Pretty much what you'd guess: pickled, smoked okra. Pretty awesome. For okra.
Made the authentic way with a stock made the night before, ignited by a dark roux (that shit took TIME), and finished with filé powder. We had crab bought from these guys who sell fish out of a cart (Flying Fish Company)– a great new fresh and local seafood connection for us–and jumbo prawns.
The biscuit recipe we've featured before, but made tinier, and with the dough frozen for a couple of hours during the prep work for the rest of the meal. They turned out extra flaky, being baked right before course two, and were served smoking hot.
Savory Bread Pudding
Made in Texas-sized muffin tins and featuring dried thyme from our friends' back yard, caramalized shallots and onions, insanely beautiful and insanely large local shitake mushrooms, baked mini yams, and a custard of egg and whole milk. The bread was from Grand Central (Como) and Fressen (Rye Baguette). Topped with red miso turkey-style gravy.
Butternut Squash Mash
One enormous, beautiful squash, a russet potato, a little bit of butter, a touch of Old Bay seasoning. Baked in multiple stages for about three hours.
Cooked with canola oil, a little mustard, agave syrup, and applewood smoked salt.
"Chicken Fried Steak"
A fake meat mixture based on a psuedo-meatloaf recipe that I made for a southern-themed practice Secret Restaurant, way back, one year ago, before we'd actually opened– including lentils, oats, SmartGround, onions, garlic, herbs..."Breaded" with bread crumbs made from fancy croutons I've been making out of heels of artisan loaves. Topped with the red miso gravy.
Red Velvet Cake
A classic old fashioned cake with beets and chocolate and cream cheese frosting. Topped with candied pecans and dried cranberries.
Soft, fluffy heart-shaped cookie on each place.

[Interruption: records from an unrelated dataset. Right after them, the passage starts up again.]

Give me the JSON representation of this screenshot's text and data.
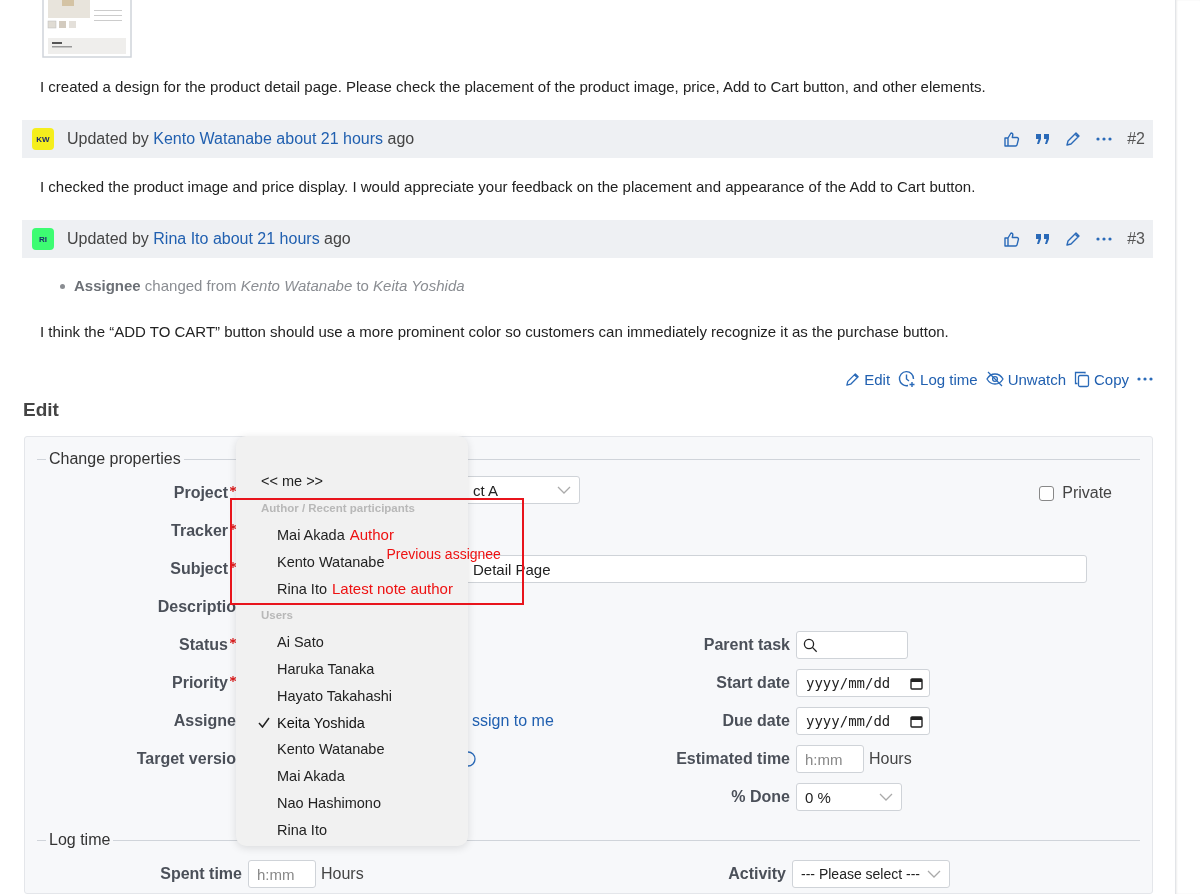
{
  "journal": [
    {
      "kind": "note",
      "text": "I created a design for the product detail page. Please check the placement of the product image, price, Add to Cart button, and other elements."
    },
    {
      "kind": "header",
      "initials": "KW",
      "color": "#f5ee1c",
      "prefix": "Updated by",
      "author": "Kento Watanabe",
      "time": "about 21 hours",
      "suffix": "ago",
      "number": "#2"
    },
    {
      "kind": "note",
      "text": "I checked the product image and price display. I would appreciate your feedback on the placement and appearance of the Add to Cart button."
    },
    {
      "kind": "header",
      "initials": "RI",
      "color": "#3dfc72",
      "prefix": "Updated by",
      "author": "Rina Ito",
      "time": "about 21 hours",
      "suffix": "ago",
      "number": "#3"
    },
    {
      "kind": "change",
      "text": "**Assignee** changed from *Kento Watanabe* to *Keita Yoshida*"
    },
    {
      "kind": "note",
      "text": "I think the “ADD TO CART” button should use a more prominent color so customers can immediately recognize it as the purchase button."
    }
  ],
  "actions": [
    {
      "kind": "edit",
      "label": "Edit"
    },
    {
      "kind": "log",
      "label": "Log time"
    },
    {
      "kind": "unwatch",
      "label": "Unwatch"
    },
    {
      "kind": "copy",
      "label": "Copy"
    }
  ],
  "edit_heading": "Edit",
  "properties": {
    "legend": "Change properties",
    "project": {
      "label": "Project",
      "required": true,
      "value": "ct A"
    },
    "private": {
      "label": "Private",
      "checked": false
    },
    "tracker": {
      "label": "Tracker",
      "required": true
    },
    "subject": {
      "label": "Subject",
      "required": true,
      "value": "Detail Page"
    },
    "description": {
      "label": "Descriptio",
      "required": false
    },
    "left_fields": [
      {
        "label": "Status",
        "required": true,
        "kind": "blank"
      },
      {
        "label": "Priority",
        "required": true,
        "kind": "blank"
      },
      {
        "label": "Assigne",
        "required": false,
        "kind": "link",
        "link": "ssign to me"
      },
      {
        "label": "Target versio",
        "required": false,
        "kind": "add"
      }
    ],
    "right_fields": [
      {
        "label": "Parent task",
        "kind": "search"
      },
      {
        "label": "Start date",
        "kind": "date",
        "placeholder": "yyyy/mm/dd"
      },
      {
        "label": "Due date",
        "kind": "date",
        "placeholder": "yyyy/mm/dd"
      },
      {
        "label": "Estimated time",
        "kind": "hours",
        "placeholder": "h:mm",
        "unit": "Hours"
      },
      {
        "label": "% Done",
        "kind": "select",
        "value": "0 %"
      }
    ]
  },
  "log_time": {
    "legend": "Log time",
    "spent": {
      "label": "Spent time",
      "placeholder": "h:mm",
      "unit": "Hours"
    },
    "activity": {
      "label": "Activity",
      "value": "--- Please select ---"
    }
  },
  "dropdown": {
    "me": "<< me >>",
    "groups": [
      {
        "label": "Author / Recent participants",
        "highlighted": true,
        "items": [
          {
            "name": "Mai Akada",
            "selected": false,
            "note": "Author"
          },
          {
            "name": "Kento Watanabe",
            "selected": false,
            "note": "Previous assignee"
          },
          {
            "name": "Rina Ito",
            "selected": false,
            "note": "Latest note author"
          }
        ]
      },
      {
        "label": "Users",
        "highlighted": false,
        "items": [
          {
            "name": "Ai Sato",
            "selected": false
          },
          {
            "name": "Haruka Tanaka",
            "selected": false
          },
          {
            "name": "Hayato Takahashi",
            "selected": false
          },
          {
            "name": "Keita Yoshida",
            "selected": true
          },
          {
            "name": "Kento Watanabe",
            "selected": false
          },
          {
            "name": "Mai Akada",
            "selected": false
          },
          {
            "name": "Nao Hashimono",
            "selected": false
          },
          {
            "name": "Rina Ito",
            "selected": false
          }
        ]
      }
    ]
  }
}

Roasted & ground chickory root blended with Stumptown's new Ecuadorian coffee. This coffee was chosen for its newness (arrived February 2011) and for the flavors mentioned in the description Stumptown gave it: "Ecuador Loja presents a sweet and clean composition of juicy cherry and apple in a cut that finishes with toasted nuts." Often these descriptions of beverages, particularly wines and coffees, can be too abstract for me– this one was right on, and its low-acidity was the perfect compliment for chicory.